Records from a data collection:
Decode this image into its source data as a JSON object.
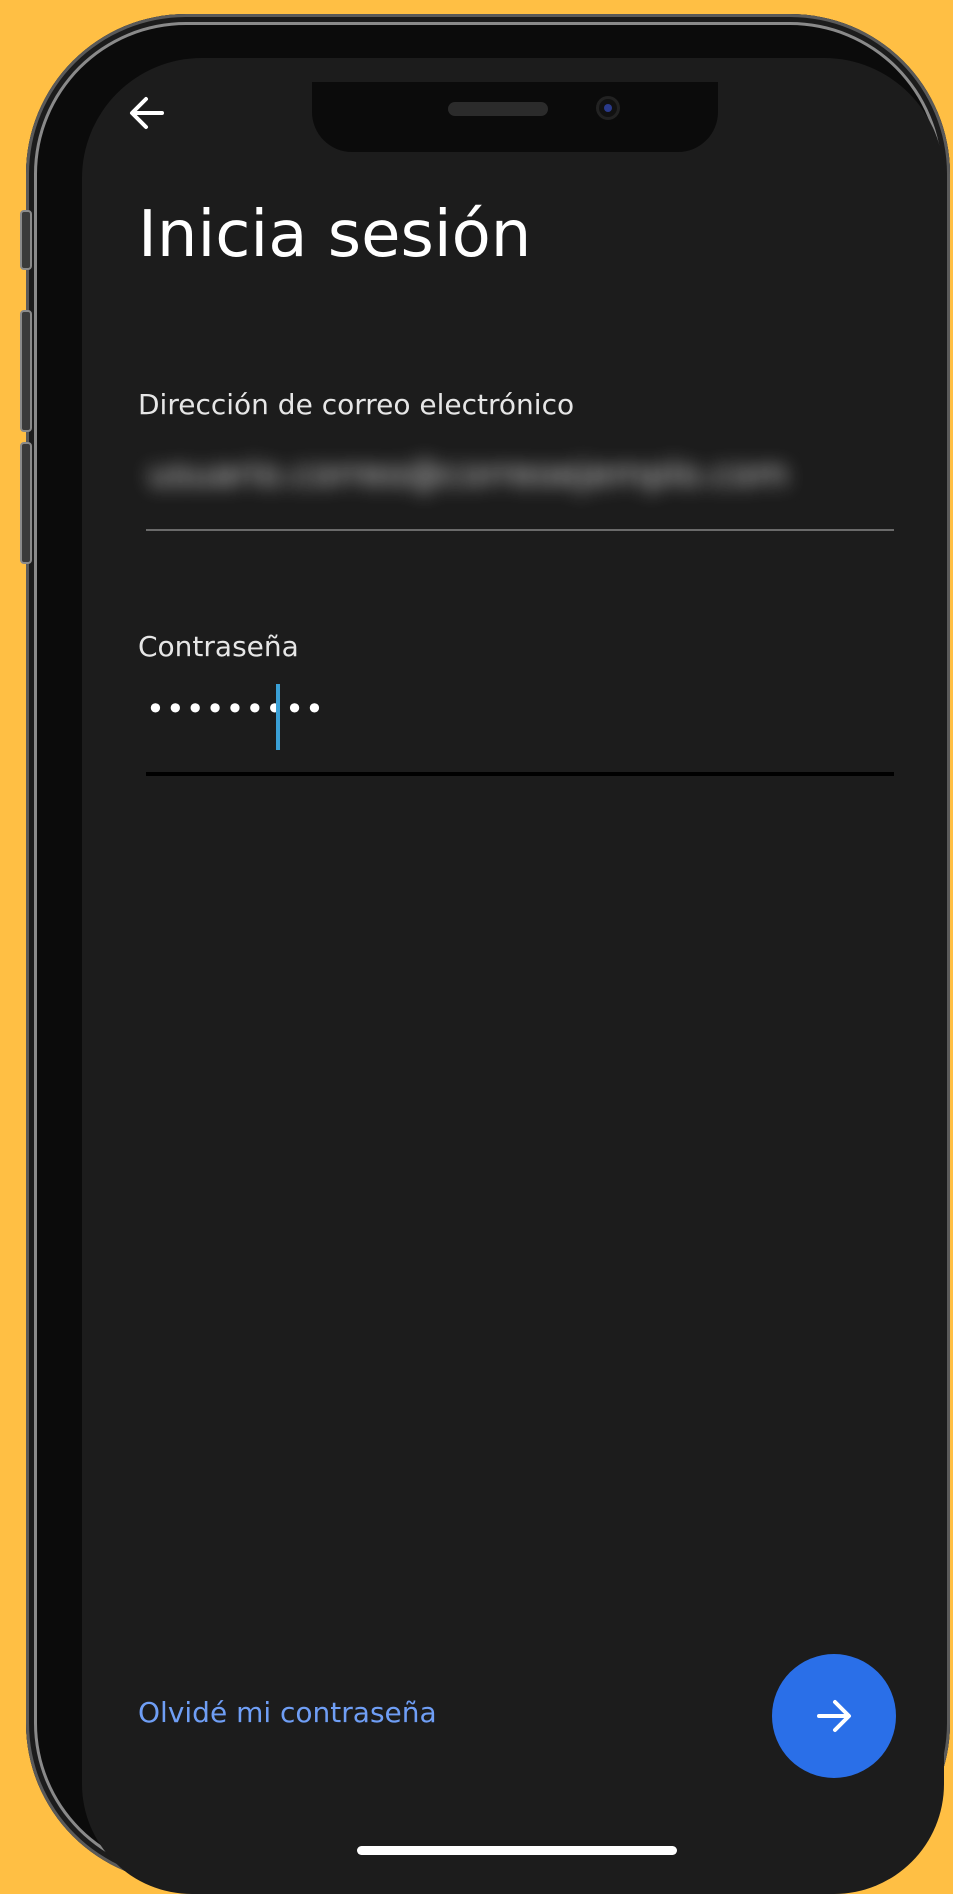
{
  "screen": {
    "title": "Inicia sesión"
  },
  "email_field": {
    "label": "Dirección de correo electrónico",
    "value": "usuario.correo@correoejemplo.com"
  },
  "password_field": {
    "label": "Contraseña",
    "value": "•••••••••"
  },
  "forgot_link": {
    "label": "Olvidé mi contraseña"
  },
  "icons": {
    "back": "arrow-left-icon",
    "next": "arrow-right-icon"
  },
  "colors": {
    "background": "#FFBF44",
    "screen": "#1C1C1C",
    "accent_blue": "#2A6FE8",
    "link_blue": "#6F9EF5",
    "caret": "#3AA0D6"
  }
}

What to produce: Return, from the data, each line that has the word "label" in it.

Answer to this problem:
    "label": "Dirección de correo electrónico",
    "label": "Contraseña",
    "label": "Olvidé mi contraseña"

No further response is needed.